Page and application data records
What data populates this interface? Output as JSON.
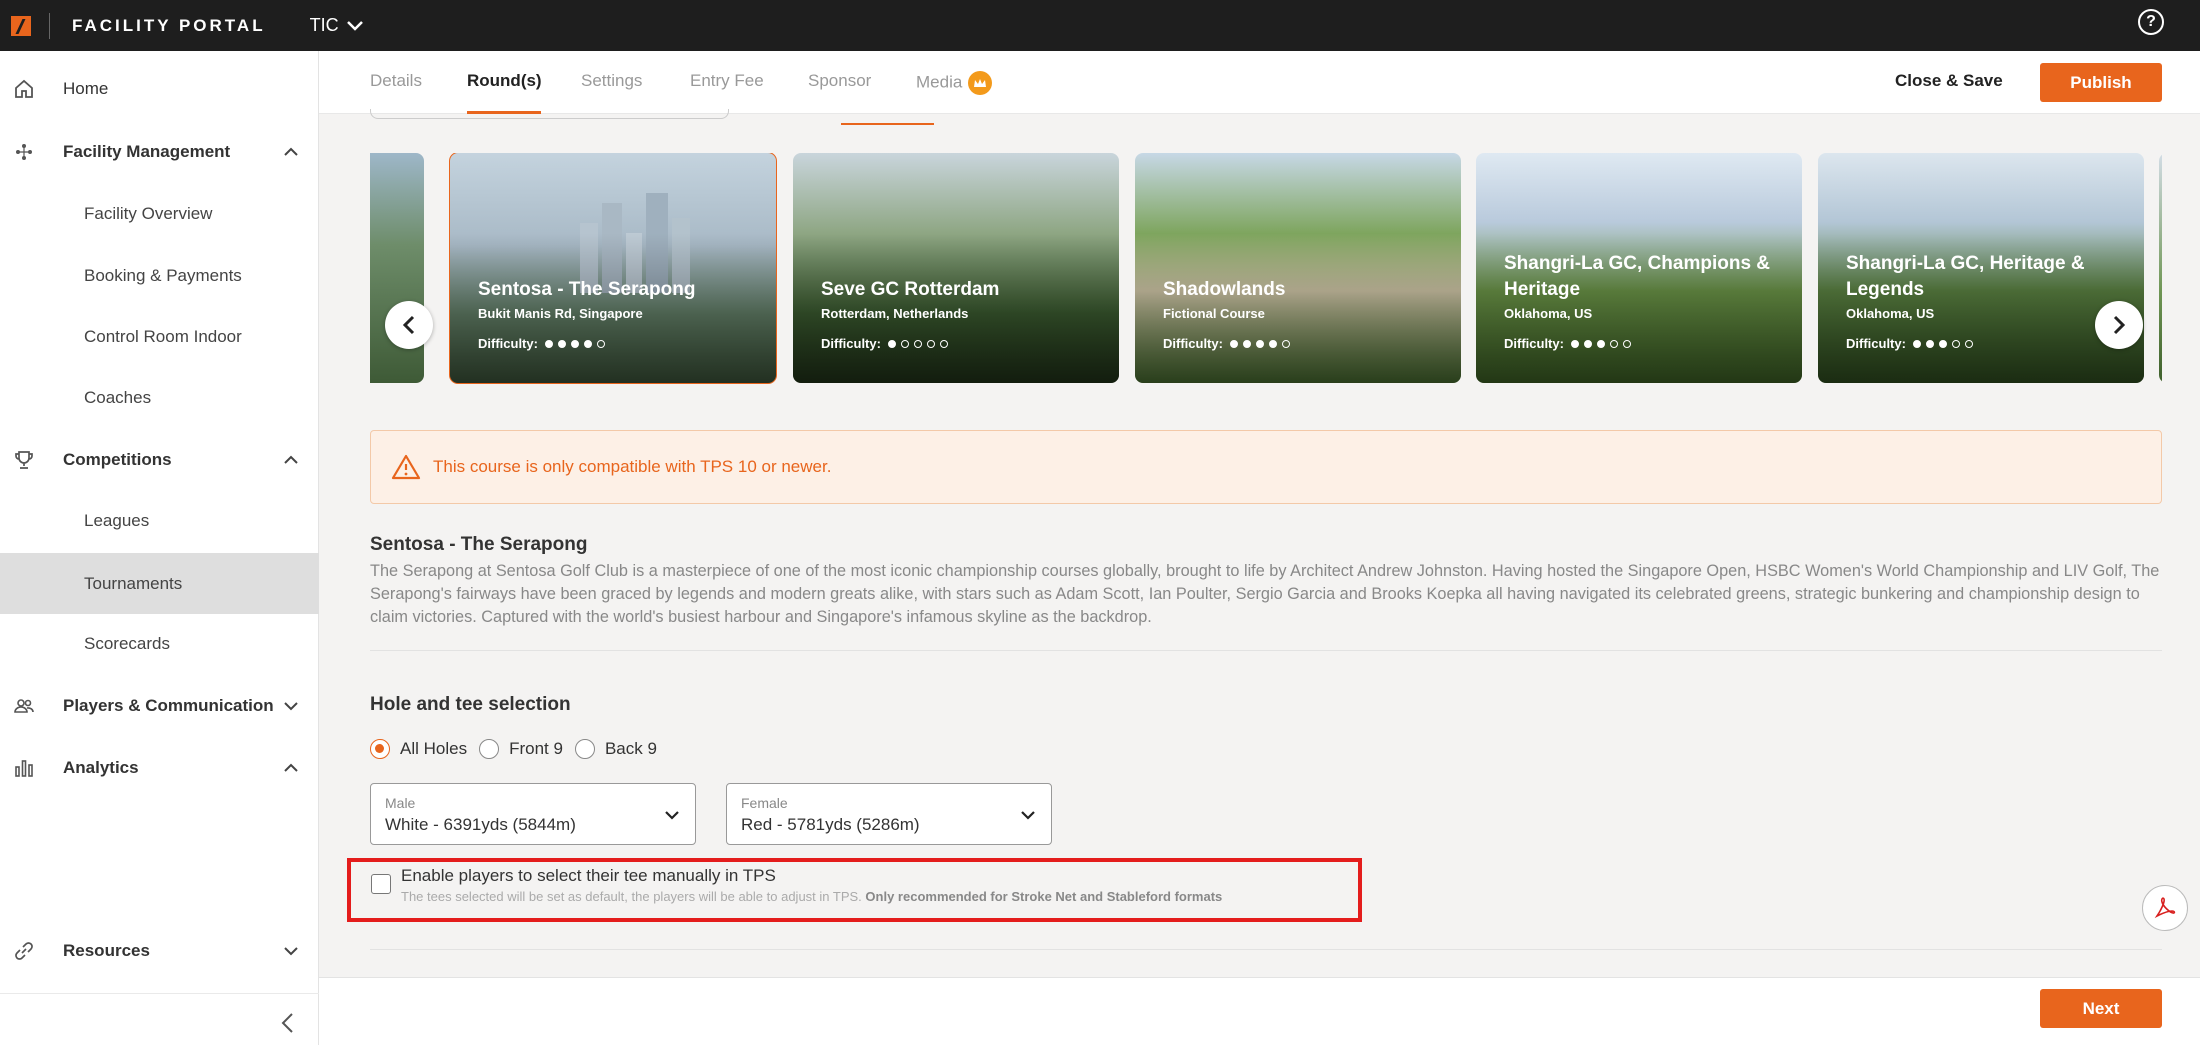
{
  "topbar": {
    "brand": "FACILITY PORTAL",
    "facility": "TIC",
    "help_label": "?"
  },
  "sidebar": {
    "home": "Home",
    "facility_management": "Facility Management",
    "facility_items": [
      "Facility Overview",
      "Booking & Payments",
      "Control Room Indoor",
      "Coaches"
    ],
    "competitions": "Competitions",
    "competition_items": [
      "Leagues",
      "Tournaments",
      "Scorecards"
    ],
    "active_item": "Tournaments",
    "players": "Players & Communication",
    "analytics": "Analytics",
    "resources": "Resources"
  },
  "tabs": {
    "details": "Details",
    "rounds": "Round(s)",
    "settings": "Settings",
    "entry_fee": "Entry Fee",
    "sponsor": "Sponsor",
    "media": "Media",
    "active": "Round(s)"
  },
  "actions": {
    "close_save": "Close & Save",
    "publish": "Publish",
    "next": "Next"
  },
  "courses": [
    {
      "name": "",
      "location": "",
      "difficulty": 0
    },
    {
      "name": "Sentosa - The Serapong",
      "location": "Bukit Manis Rd, Singapore",
      "difficulty_label": "Difficulty:",
      "difficulty": 4,
      "selected": true
    },
    {
      "name": "Seve GC Rotterdam",
      "location": "Rotterdam, Netherlands",
      "difficulty_label": "Difficulty:",
      "difficulty": 1
    },
    {
      "name": "Shadowlands",
      "location": "Fictional Course",
      "difficulty_label": "Difficulty:",
      "difficulty": 4
    },
    {
      "name": "Shangri-La GC, Champions & Heritage",
      "location": "Oklahoma, US",
      "difficulty_label": "Difficulty:",
      "difficulty": 3
    },
    {
      "name": "Shangri-La GC, Heritage & Legends",
      "location": "Oklahoma, US",
      "difficulty_label": "Difficulty:",
      "difficulty": 3
    }
  ],
  "warning": "This course is only compatible with TPS 10 or newer.",
  "course_detail": {
    "title": "Sentosa - The Serapong",
    "description": "The Serapong at Sentosa Golf Club is a masterpiece of one of the most iconic championship courses globally, brought to life by Architect Andrew Johnston. Having hosted the Singapore Open, HSBC Women's World Championship and LIV Golf, The Serapong's fairways have been graced by legends and modern greats alike, with stars such as Adam Scott, Ian Poulter, Sergio Garcia and Brooks Koepka all having navigated its celebrated greens, strategic bunkering and championship design to claim victories. Captured with the world's busiest harbour and Singapore's infamous skyline as the backdrop."
  },
  "hole_tee": {
    "title": "Hole and tee selection",
    "options": [
      "All Holes",
      "Front 9",
      "Back 9"
    ],
    "selected": "All Holes",
    "male_label": "Male",
    "male_value": "White - 6391yds (5844m)",
    "female_label": "Female",
    "female_value": "Red - 5781yds (5286m)",
    "manual_tee_label": "Enable players to select their tee manually in TPS",
    "manual_tee_hint": "The tees selected will be set as default, the players will be able to adjust in TPS.",
    "manual_tee_hint_bold": "Only recommended for Stroke Net and Stableford formats",
    "manual_tee_checked": false
  },
  "colors": {
    "accent": "#e8651d",
    "topbar": "#1e1e1e",
    "highlight": "#e41c1c"
  }
}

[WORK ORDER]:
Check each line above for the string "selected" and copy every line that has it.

[RESULT FOR THIS EXERCISE]:
      "selected": true
    "selected": "All Holes",
    "manual_tee_hint": "The tees selected will be set as default, the players will be able to adjust in TPS.",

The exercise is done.